The Tavistock Trauma Service offers a psychoanalytic approach to trauma alongside trauma focused Cognitive Behavioural Therapy. The service offers a variety of therapeutic packages for single episode trauma, complex and developmental trauma.
In this presentation, Sarah Majid gives a theoretical overview of the concept of Complex Trauma, including the diagnostic considerations. She draws on her clinical work with traumatized refugees and asylum seekers to explore a range of clinical presentations demonstrating the profound impact of trauma on mental functioning. She considers assessment issues regarding appropriate management, risk and suitability for psychotherapy treatment. She will also introduce a case of single episode trauma, a traumatic bereavement, with a patient seen at the Tavistock Clinic for a 6 session extended therapeutic consultation.
Dr Sarah Majid is a Consultant Psychiatrist in Psychotherapy working at the Tavistock Clinic and in private practice. She has specialist experience of working with Refugees and Asylum Seekers through her work with the Tavistock Trauma Service and the Tavistock Immigration Legal Service. She also has worked in individual and group therapy with those who have experienced trauma in individual and group therapy, and has been actively involved in teaching and training in this field.
Saturday, 16th February 2.00 - 4.30 pm

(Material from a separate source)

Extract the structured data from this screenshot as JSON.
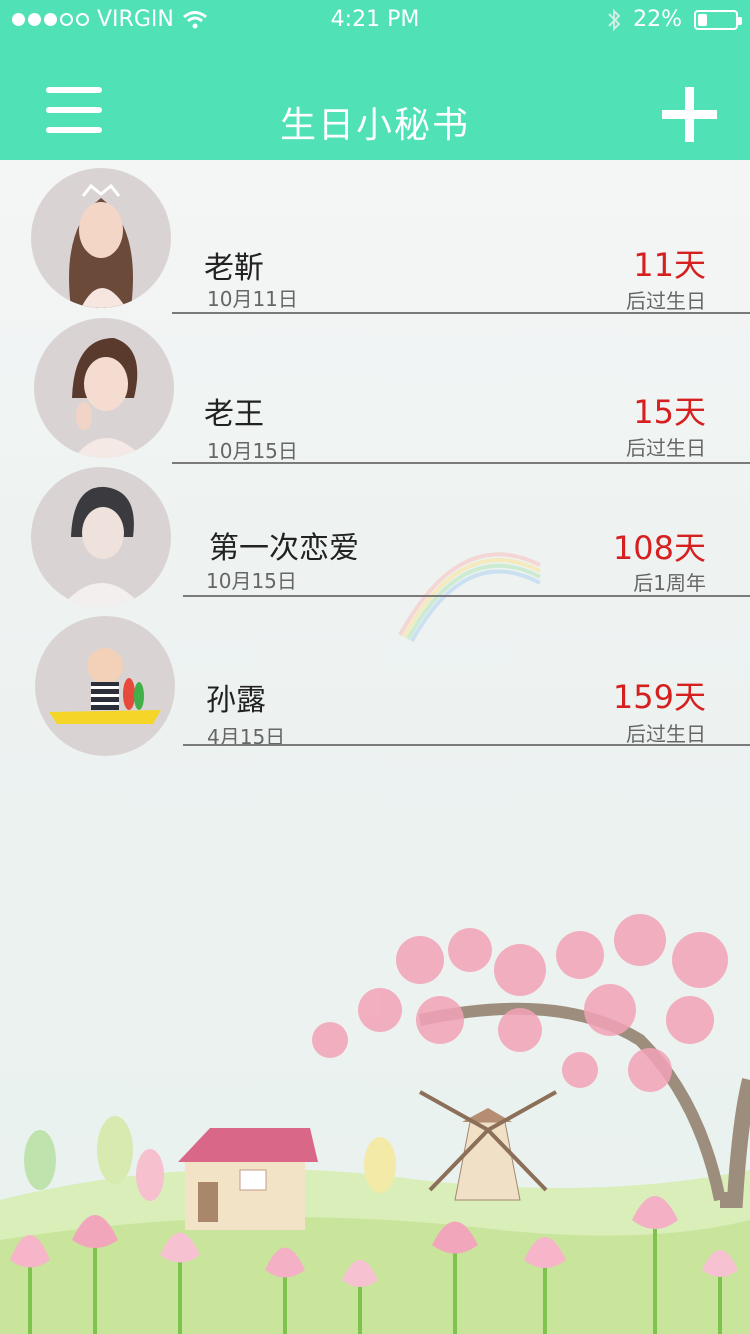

The Unbearable Nature of Meaning: neuroscience, dissociation, shame and the sense of self
Speaker: Dr Jean Knox
In this lecture, Jean Knox explores the enduring impact of early relational trauma on a person’s psychological and emotional development. She highlights neuroscientific research that helps to explain how early relational trauma has a devastating impact not only on the infant in the short-term but also has continuing life-long effects on a person’s cognitive, emotional, relational and social functioning.
Patients presenting with dissociative states of varying degrees of severity are increasingly recognized as bearing a history of trauma, having experienced differing levels of emotional/physical neglect or abuse from those people they most loved and depended on. This does not just apply to unusual instances of extreme trauma or abuse: research suggests that a ‘hidden trauma’ may arise from an ordinary level of unavailability in a responsive attachment figure who is unable to comfort and regulate the stressful events that are a daily part of an infant’s experience.
Drawing on clinical research and casework, Dr Knox presents the neuroscientific processes that underpin dissociative states, emphasizing the need to provide targeted treatments to reduce dissociative symptoms before attempting to explore traumatic memories. She discusses and illustrates the modifications to psychoanalytic technique needed when working with severely dissociative patients.
Dr Jean Knox is a psychiatrist and Jungian analyst. She is a Training Analyst of the Society of Analytical Psychology, a Senior Member and Training Therapist of the British Association of Psychotherapists, Consultant Editor of The Journal of Analytical Psychology and senior lecturer at the University of Exeter. She has written and taught extensively on the relevance of attachment theory and developmental neuroscience to psychotherapy theory and practice. She is the author of Archetype, Attachment, Analysis: Jungian Psychology and the Emergent Mind (Routledge, 2003) and Self-Agency in Psychotherapy: Attachment, Autonomy and Intimacy (W.W. Norton, 2010). Dr Knox is currently involved in a qualitative research project to explore how agency is expressed by both therapist and patient in transcripts of psychotherapy sessions.
If you would like to know about future lectures and events why not sign up for our mailing list?